As global demands on fresh water resources escalate, there are mounting pressures on natural systems and increasing needs to find sustainable solutions to address global water and sanitation challenges. My research investigates degradation of organics in water reuse systems and uses optical spectroscopic techniques for rapid tracking of contaminants in engineered systems. In natural systems, my research has delved into the biogeochemical processes that influence mobility of toxic trace elements, such as arsenic, and the transformation and natural degradation processes for aquatic organic contaminants. An important part of that is advancing our understanding of how natural organic matter (NOM) interacts with solutes, sediments, and microorganisms to influence water quality in pristine and polluted environments.

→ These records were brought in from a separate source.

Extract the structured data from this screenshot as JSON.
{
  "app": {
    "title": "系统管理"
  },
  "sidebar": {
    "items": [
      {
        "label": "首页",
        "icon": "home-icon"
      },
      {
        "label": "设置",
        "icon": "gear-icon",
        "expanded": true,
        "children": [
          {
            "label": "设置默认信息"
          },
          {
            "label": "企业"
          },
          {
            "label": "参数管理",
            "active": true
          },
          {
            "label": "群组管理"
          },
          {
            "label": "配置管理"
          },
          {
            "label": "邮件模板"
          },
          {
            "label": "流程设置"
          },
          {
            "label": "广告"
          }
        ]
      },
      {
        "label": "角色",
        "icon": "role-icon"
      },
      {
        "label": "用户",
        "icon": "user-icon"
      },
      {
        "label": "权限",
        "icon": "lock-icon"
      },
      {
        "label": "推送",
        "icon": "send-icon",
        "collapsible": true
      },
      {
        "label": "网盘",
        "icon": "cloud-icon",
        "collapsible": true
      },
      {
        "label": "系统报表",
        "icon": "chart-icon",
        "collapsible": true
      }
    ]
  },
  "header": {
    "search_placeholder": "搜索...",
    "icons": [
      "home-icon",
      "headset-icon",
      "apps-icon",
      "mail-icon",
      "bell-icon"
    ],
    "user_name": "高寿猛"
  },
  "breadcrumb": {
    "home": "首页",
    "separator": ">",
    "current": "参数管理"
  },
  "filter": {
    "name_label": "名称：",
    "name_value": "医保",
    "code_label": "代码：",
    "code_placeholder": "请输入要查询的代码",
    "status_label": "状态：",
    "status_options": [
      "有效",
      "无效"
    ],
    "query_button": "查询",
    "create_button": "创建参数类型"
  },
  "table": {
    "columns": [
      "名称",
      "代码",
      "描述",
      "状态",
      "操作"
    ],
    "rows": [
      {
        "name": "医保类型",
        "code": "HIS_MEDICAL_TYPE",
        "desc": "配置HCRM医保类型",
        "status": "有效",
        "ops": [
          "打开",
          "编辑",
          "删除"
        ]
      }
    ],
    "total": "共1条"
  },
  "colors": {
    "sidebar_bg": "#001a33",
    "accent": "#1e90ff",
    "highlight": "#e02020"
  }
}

Water reuse, sanitation, and sustainability
Surface and ground water quality
NOM-microbe-trace element interactions
Atmospheric deposition and bioaerosols

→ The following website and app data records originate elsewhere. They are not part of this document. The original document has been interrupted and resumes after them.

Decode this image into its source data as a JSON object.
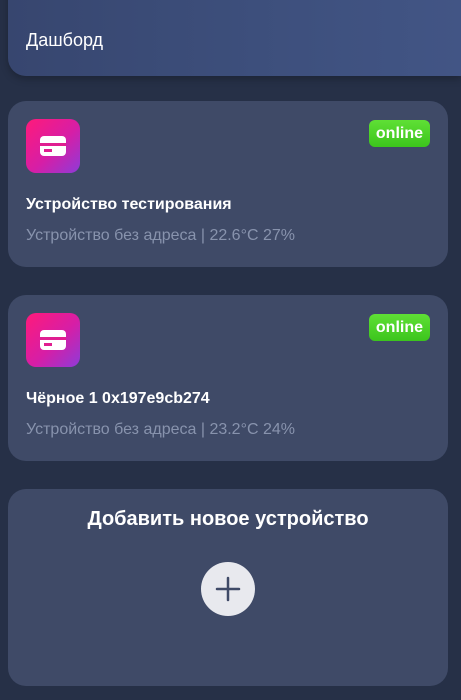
{
  "header": {
    "title": "Дашборд"
  },
  "devices": [
    {
      "status": "online",
      "name": "Устройство тестирования",
      "subtitle": "Устройство без адреса | 22.6°C 27%"
    },
    {
      "status": "online",
      "name": "Чёрное 1 0x197e9cb274",
      "subtitle": "Устройство без адреса | 23.2°C 24%"
    }
  ],
  "add_device": {
    "title": "Добавить новое устройство"
  },
  "colors": {
    "background": "#263047",
    "card": "#3f4a67",
    "online": "#46cc22",
    "icon_gradient_start": "#ff1a7a",
    "icon_gradient_end": "#8e3bd8"
  }
}
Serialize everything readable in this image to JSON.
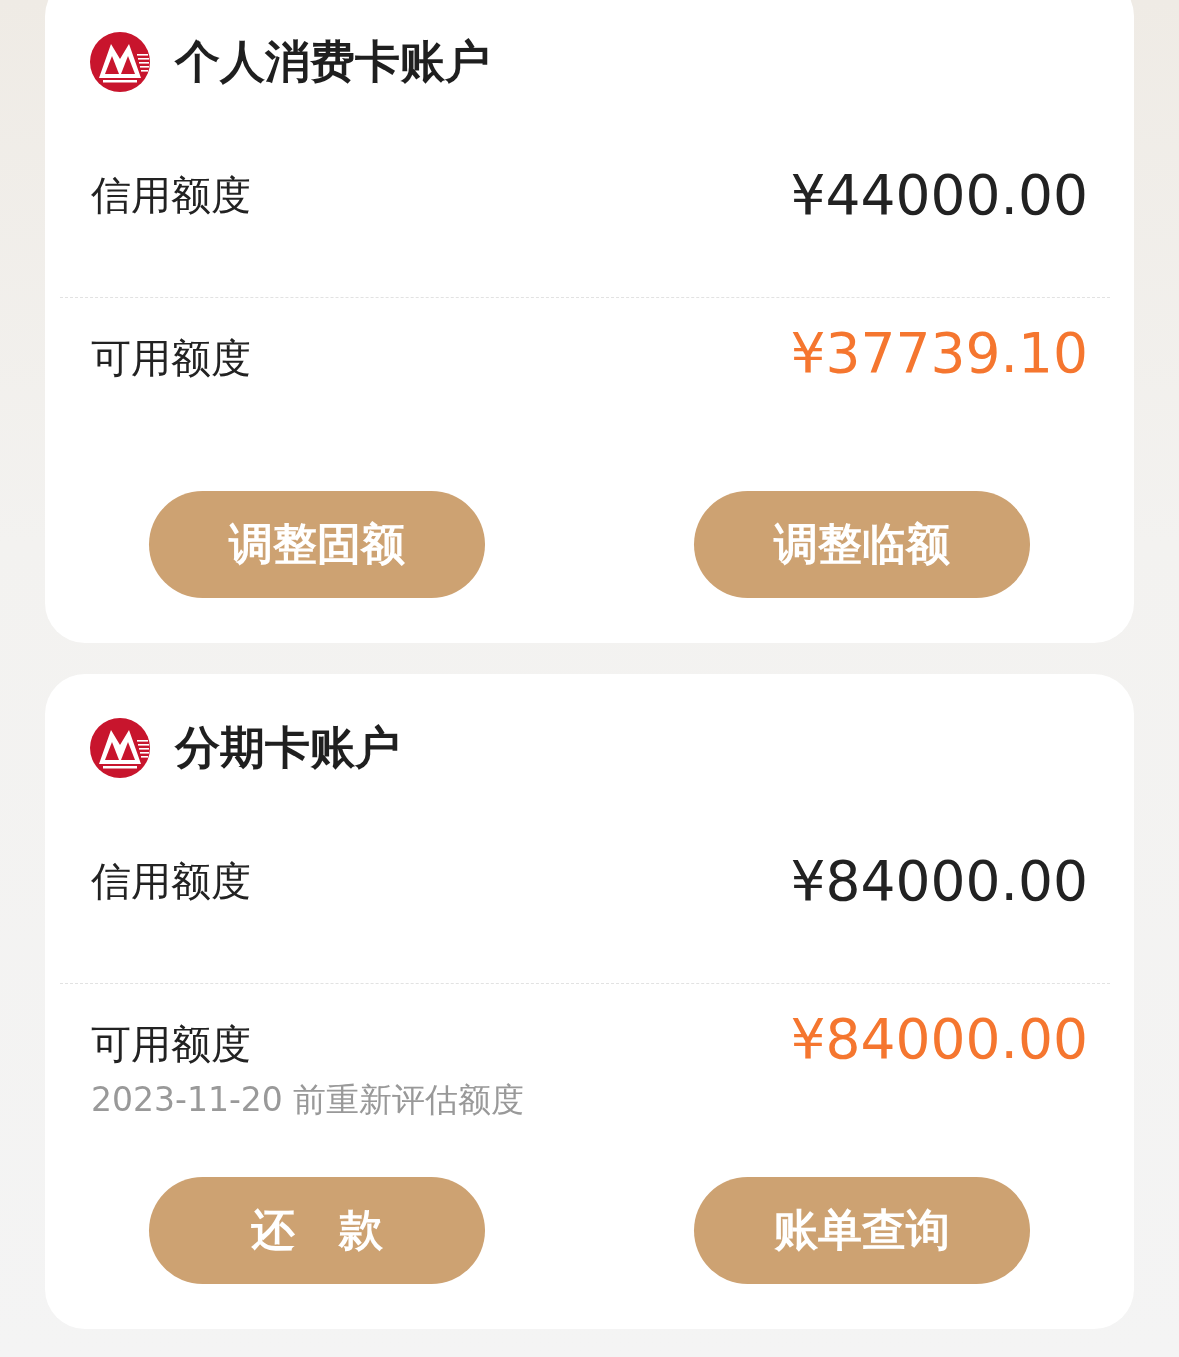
{
  "accounts": [
    {
      "title": "个人消费卡账户",
      "rows": [
        {
          "label": "信用额度",
          "amount": "¥44000.00",
          "kind": "total"
        },
        {
          "label": "可用额度",
          "amount": "¥37739.10",
          "kind": "available"
        }
      ],
      "buttons": [
        "调整固额",
        "调整临额"
      ]
    },
    {
      "title": "分期卡账户",
      "rows": [
        {
          "label": "信用额度",
          "amount": "¥84000.00",
          "kind": "total"
        },
        {
          "label": "可用额度",
          "amount": "¥84000.00",
          "kind": "available",
          "note": "2023-11-20 前重新评估额度"
        }
      ],
      "buttons": [
        "还　款",
        "账单查询"
      ]
    }
  ]
}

PhD in Civil Engineering, University of Colorado
MS in Civil Engineering, University of Colorado
BS in Civil Engineering, University of South Florida

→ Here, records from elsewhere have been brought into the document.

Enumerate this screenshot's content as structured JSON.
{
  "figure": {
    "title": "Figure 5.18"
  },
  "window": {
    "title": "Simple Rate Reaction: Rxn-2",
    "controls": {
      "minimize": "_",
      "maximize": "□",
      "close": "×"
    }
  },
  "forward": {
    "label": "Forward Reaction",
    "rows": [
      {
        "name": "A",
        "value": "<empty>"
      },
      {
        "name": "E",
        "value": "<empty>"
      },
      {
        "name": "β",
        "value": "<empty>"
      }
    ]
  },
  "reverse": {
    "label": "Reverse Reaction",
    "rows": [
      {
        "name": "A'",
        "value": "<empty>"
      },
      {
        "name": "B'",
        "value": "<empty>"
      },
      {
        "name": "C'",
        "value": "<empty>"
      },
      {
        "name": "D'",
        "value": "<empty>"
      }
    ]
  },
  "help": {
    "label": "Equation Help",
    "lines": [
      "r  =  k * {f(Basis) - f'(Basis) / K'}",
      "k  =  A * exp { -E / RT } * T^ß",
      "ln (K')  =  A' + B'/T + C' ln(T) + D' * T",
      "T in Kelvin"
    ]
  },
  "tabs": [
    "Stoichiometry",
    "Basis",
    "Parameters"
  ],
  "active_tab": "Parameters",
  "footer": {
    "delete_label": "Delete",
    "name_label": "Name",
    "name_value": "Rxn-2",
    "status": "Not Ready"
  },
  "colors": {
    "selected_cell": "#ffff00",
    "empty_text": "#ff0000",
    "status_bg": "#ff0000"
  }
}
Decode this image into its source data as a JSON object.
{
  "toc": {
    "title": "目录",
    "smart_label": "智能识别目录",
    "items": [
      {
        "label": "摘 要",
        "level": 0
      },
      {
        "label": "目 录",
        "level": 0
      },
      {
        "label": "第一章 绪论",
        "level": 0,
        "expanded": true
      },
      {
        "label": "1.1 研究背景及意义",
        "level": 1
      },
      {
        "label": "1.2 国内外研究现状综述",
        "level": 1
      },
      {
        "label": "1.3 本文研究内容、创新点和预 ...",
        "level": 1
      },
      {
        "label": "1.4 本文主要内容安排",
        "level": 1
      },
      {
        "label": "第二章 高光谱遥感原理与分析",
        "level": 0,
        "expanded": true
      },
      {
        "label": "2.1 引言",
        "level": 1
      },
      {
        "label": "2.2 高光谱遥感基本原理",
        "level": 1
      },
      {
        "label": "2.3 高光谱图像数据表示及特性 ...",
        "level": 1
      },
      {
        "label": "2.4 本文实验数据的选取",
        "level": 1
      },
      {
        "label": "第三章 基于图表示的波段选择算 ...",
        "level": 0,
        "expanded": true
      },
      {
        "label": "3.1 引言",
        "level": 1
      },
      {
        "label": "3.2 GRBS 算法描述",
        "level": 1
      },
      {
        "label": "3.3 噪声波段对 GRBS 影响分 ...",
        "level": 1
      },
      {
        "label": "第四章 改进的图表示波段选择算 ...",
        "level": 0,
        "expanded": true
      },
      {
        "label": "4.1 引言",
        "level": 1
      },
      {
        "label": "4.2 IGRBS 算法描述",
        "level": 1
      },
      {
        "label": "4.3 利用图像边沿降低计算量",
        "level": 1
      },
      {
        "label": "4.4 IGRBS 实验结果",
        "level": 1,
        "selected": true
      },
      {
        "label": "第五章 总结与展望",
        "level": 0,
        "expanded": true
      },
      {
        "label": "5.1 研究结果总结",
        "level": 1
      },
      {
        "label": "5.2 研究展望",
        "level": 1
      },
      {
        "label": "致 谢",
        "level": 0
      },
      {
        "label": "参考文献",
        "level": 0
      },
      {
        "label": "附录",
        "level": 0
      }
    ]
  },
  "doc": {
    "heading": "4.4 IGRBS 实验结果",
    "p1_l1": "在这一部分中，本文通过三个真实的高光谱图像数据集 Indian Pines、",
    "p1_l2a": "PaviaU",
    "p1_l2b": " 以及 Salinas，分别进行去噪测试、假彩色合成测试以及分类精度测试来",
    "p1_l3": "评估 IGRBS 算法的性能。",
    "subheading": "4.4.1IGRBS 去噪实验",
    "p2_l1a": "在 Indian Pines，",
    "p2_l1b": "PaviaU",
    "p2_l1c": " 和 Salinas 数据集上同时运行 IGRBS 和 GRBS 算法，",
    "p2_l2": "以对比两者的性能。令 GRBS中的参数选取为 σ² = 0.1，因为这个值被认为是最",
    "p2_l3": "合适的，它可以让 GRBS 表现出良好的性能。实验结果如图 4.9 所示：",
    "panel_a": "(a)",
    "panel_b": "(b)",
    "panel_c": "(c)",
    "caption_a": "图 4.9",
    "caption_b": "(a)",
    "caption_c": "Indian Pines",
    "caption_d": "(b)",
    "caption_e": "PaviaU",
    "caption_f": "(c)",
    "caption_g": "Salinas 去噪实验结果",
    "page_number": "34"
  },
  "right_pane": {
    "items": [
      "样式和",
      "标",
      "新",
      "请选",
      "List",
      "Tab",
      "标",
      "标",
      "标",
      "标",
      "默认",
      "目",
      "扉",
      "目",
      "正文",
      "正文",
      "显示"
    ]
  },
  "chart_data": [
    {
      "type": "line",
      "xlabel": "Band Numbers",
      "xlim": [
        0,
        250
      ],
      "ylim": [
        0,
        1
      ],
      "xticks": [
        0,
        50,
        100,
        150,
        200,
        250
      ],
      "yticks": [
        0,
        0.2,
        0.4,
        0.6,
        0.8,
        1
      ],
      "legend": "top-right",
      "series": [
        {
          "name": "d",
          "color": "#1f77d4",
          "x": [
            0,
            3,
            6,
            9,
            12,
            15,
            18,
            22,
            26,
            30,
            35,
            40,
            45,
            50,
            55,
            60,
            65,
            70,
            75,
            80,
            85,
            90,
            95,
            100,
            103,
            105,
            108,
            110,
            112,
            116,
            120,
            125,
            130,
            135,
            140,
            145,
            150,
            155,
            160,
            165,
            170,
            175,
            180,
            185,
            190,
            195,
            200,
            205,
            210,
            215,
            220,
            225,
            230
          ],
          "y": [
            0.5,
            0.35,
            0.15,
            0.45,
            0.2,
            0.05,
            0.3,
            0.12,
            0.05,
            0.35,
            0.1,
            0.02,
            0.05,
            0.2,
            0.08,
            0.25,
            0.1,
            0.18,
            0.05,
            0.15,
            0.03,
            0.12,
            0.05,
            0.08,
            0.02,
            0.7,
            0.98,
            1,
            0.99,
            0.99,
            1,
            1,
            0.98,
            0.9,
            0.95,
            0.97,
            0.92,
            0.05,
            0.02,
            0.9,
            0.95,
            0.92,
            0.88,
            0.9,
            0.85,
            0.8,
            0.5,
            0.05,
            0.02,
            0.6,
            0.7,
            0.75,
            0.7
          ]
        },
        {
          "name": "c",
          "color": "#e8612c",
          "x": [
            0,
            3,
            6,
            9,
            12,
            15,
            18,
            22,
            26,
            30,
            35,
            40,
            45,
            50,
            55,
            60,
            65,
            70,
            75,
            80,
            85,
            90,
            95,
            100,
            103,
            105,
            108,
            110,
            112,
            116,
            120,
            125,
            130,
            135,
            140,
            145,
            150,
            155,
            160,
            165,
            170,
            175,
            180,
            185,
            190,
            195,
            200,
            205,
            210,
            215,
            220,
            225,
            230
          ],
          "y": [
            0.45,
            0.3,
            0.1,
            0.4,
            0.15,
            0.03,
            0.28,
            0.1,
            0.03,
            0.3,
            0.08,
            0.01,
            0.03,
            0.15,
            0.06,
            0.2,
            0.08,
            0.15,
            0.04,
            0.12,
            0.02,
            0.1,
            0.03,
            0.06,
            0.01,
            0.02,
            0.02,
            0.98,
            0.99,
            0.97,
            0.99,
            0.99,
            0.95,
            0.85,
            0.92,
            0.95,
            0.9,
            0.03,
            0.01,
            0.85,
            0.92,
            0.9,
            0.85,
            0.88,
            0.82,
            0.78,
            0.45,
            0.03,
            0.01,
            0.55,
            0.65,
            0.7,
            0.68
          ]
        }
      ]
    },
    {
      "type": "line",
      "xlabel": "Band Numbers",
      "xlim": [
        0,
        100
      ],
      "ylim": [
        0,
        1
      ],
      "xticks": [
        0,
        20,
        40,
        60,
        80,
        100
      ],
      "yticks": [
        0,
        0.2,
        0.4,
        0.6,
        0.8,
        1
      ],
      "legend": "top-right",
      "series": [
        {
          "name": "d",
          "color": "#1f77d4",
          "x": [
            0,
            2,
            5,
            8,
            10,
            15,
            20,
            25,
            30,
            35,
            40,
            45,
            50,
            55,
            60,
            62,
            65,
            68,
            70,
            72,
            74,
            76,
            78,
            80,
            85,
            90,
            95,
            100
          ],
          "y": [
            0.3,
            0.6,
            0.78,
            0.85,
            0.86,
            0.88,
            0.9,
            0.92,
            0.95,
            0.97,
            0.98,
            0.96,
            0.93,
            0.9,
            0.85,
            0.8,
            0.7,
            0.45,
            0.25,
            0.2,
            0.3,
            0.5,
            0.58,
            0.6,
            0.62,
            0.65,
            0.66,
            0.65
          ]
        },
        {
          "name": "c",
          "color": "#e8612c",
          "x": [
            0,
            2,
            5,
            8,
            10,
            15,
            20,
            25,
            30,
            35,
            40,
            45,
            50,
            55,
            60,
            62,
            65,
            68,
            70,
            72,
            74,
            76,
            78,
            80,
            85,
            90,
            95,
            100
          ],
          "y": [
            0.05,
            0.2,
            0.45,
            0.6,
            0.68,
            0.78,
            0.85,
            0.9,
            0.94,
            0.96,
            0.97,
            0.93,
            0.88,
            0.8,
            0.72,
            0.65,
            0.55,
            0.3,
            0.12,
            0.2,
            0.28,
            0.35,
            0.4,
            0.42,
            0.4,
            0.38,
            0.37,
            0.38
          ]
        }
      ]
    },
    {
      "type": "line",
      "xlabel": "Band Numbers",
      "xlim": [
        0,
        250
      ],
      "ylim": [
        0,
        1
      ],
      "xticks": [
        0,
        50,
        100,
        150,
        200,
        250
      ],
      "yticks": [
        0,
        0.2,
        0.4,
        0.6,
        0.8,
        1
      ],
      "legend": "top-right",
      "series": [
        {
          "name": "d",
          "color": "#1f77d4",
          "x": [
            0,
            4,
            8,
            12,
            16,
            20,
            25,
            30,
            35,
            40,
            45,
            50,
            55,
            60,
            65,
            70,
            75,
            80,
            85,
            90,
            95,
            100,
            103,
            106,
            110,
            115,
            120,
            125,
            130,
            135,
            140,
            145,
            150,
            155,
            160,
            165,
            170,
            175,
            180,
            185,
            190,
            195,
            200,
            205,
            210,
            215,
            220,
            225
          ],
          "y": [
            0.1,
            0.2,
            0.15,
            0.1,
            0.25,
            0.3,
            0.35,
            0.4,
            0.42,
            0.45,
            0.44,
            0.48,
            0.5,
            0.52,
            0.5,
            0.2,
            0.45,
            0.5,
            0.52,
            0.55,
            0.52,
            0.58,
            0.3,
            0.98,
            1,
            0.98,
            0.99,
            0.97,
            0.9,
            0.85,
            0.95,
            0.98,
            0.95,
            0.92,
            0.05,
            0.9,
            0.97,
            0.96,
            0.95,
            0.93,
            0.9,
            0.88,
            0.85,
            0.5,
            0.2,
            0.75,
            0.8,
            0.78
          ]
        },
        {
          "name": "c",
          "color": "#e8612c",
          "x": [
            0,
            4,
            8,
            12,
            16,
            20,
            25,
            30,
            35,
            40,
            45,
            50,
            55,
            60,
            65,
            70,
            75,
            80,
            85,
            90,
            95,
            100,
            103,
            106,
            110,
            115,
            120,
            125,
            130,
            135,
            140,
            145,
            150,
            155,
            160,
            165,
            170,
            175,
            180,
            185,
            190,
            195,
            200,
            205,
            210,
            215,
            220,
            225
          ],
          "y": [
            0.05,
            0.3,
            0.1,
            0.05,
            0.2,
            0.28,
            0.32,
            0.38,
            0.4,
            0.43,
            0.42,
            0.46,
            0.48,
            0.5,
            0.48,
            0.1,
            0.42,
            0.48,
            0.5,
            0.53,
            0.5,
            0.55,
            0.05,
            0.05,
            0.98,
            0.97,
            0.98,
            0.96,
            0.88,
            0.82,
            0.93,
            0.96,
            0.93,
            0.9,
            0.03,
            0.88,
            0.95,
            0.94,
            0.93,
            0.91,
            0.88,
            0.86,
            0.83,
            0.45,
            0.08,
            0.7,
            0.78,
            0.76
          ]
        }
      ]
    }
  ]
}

BA in Art, University of South Florida
July 2017. Lorelay Mendoza presents research on bacteria in Alvarado Creek to San Diego River Conservancy.
June 2017. Undergraduates on the IRES Sustainable Sanitation Project, Lauren Steinberg, Zoë Orandle, Kevin Clack, and Alexia Mackey (CPP) embark upon new research projects at UKZN, Durban, South Africa.
June 2017. Lorelay Mendoza receives prestigious MARC scholarship to support her undergraduate research.
May 2017. Lorelay Mendoza selected as an Honorable Mention in this year’s Best Student Presentation competition at the 2017 Southern California Academy of Sciences Annual Meeting for her poster, “Microbial Contributions to Organic Matter Optical Properties in Alvarado Creek During a Storm Event.”
March 2017. Undergrads Chelsi Pascua, Anita Sanchez, Lorelay Mendoza, and Teddy Mendoza and grad students Kristen Snyder, Joseph Wasswa, and Daniel Parsons present their research at the SDSU Student Research Symposium. Lorelay wins Provost's Award for best poster for her research on microorganism tracking in stormwater!!!